Finally, any numerical parameters set forth in the specification and attached claims are approximations (for example, by using the term “about”) that may vary depending upon the desired properties sought to be obtained by the present invention. At the very least, and not as an attempt to limit the application of the doctrine of equivalents to the scope of the claims, each numerical parameter should at least be construed in light of the number of significant digits and by applying ordinary rounding.
|Cited Patent||Filing date||Publication date||Applicant||Title|
|US3692457 *||Feb 10, 1971||Sep 19, 1972||Pekor Iron Works||Apparatus for centrifugally forming hollow articles|
|US4131051||May 21, 1964||Dec 26, 1978||Olin Corporation||Process for preparing a rocket motor|
|US4185557||Apr 28, 1972||Jan 29, 1980||The United States Of America As Represented By The Secretary Of The Navy||Stress reducing liner and method of fabrication|
|US4736684||Jan 16, 1986||Apr 12, 1988||Thiokol Corporation||Delayed quick cure rocket motor liner|
|US4803019||Feb 10, 1984||Feb 7, 1989||Morton Thiokol, Inc.||Process for forming a liner and cast propellant charge in a rocket motor casing|
|US4821511||Oct 31, 1986||Apr 18, 1989||United Technologies Corporation||Liner for a solid propellant rocket motor|
|US5767221||May 24, 1995||Jun 16, 1998||Thiokol Corporation||Robust propellant liner and interfacial propellant burn rate control|
|Cooperative Classification||B05C7/00, B05D1/002, F02K9/346, B05D7/222, B05C11/08, B05B15/045, F02K9/97|
|European Classification||B05D7/22A, B05C11/08, B05C7/00, B05D1/00C, F02K9/97, F02K9/34L|
|Jul 14, 2005||AS||Assignment|
Owner name: UNITED STATES OF AMERICA AS REPRESENTED BY THE SEC
Free format text: ASSIGNMENT OF ASSIGNORS INTEREST;ASSIGNOR:ARCHER, HARRY L. JR.;REEL/FRAME:016526/0700
Effective date: 20050623
|Dec 24, 2012||REMI||Maintenance fee reminder mailed|
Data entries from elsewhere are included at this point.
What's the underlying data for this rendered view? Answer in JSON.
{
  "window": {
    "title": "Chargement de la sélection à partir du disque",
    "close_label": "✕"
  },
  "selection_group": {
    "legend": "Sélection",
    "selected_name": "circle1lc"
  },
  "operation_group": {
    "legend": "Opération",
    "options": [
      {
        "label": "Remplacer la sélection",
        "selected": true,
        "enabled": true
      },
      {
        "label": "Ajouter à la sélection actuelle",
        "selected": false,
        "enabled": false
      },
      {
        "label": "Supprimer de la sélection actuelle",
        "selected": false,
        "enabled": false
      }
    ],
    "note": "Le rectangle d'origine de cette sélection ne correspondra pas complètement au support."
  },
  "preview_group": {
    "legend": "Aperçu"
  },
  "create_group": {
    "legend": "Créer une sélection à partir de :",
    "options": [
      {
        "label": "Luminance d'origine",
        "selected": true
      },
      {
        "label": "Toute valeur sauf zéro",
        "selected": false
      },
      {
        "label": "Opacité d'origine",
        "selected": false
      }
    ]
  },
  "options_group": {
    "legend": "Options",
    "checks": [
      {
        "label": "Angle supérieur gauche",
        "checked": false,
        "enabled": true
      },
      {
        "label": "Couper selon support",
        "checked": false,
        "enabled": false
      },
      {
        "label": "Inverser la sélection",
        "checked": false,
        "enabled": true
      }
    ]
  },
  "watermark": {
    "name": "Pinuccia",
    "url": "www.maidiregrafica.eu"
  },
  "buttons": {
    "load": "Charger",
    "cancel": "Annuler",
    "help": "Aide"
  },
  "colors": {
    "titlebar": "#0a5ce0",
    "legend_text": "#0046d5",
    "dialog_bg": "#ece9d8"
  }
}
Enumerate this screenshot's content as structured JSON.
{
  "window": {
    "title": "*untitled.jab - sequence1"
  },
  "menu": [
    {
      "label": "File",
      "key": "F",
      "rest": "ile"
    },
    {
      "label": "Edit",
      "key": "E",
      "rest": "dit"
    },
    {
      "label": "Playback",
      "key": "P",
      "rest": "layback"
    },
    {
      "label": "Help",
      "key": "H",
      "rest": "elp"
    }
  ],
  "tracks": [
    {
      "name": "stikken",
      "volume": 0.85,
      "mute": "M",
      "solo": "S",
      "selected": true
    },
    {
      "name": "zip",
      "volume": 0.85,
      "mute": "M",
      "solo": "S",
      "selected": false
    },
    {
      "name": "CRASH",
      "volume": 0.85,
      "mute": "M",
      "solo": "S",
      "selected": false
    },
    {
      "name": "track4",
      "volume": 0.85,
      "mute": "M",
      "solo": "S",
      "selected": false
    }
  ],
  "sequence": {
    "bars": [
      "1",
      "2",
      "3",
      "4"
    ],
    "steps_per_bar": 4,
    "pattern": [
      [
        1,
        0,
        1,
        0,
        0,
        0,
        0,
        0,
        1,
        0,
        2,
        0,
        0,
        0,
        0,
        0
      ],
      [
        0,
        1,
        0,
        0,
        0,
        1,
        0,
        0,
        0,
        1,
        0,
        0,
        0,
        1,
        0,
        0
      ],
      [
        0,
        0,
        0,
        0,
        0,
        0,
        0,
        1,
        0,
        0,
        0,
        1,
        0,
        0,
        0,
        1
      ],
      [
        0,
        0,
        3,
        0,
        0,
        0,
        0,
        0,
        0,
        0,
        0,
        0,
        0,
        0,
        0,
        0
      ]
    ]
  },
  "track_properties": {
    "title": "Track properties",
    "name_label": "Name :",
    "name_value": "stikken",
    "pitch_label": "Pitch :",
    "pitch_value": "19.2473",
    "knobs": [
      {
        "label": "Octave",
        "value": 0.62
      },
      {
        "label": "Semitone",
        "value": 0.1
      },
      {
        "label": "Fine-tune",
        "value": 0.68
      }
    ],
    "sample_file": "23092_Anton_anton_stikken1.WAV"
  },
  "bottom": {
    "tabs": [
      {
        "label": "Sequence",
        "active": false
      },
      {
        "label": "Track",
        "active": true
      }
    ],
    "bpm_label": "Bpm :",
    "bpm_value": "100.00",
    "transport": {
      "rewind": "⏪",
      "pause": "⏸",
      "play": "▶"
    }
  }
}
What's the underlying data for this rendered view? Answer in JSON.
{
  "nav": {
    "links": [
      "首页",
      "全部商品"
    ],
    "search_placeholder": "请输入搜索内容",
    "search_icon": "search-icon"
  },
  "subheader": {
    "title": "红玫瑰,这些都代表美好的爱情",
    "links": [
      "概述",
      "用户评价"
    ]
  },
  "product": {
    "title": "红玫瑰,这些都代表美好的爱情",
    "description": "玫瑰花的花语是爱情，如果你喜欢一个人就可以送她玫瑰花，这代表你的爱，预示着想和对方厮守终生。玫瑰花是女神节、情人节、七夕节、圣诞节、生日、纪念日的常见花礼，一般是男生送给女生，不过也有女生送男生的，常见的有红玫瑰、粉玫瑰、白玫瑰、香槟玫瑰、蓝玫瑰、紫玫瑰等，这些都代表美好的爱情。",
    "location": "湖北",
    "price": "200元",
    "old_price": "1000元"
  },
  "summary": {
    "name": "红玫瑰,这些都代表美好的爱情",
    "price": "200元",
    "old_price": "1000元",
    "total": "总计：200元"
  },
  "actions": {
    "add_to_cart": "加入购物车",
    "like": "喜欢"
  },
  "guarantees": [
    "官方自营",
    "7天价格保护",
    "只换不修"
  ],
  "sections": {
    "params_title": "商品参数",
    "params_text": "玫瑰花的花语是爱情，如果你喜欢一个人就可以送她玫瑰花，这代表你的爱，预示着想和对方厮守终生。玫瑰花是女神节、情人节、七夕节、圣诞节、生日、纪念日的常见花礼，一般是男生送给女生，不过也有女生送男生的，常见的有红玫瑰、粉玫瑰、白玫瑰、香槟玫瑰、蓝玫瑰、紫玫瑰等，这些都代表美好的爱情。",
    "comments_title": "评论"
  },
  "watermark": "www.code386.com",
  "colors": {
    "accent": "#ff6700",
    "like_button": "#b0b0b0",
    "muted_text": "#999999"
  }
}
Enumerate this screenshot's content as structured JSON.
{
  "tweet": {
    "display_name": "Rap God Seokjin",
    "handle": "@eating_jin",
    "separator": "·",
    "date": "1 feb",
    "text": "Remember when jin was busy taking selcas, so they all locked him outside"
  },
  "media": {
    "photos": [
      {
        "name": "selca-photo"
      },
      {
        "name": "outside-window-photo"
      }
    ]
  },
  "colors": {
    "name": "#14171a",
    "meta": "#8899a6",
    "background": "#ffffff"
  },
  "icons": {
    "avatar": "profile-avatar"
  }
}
|May 12, 2013||LAPS||Lapse for failure to pay maintenance fees|
|Jul 2, 2013||FP||Expired due to failure to pay maintenance fee|
Effective date: 20130512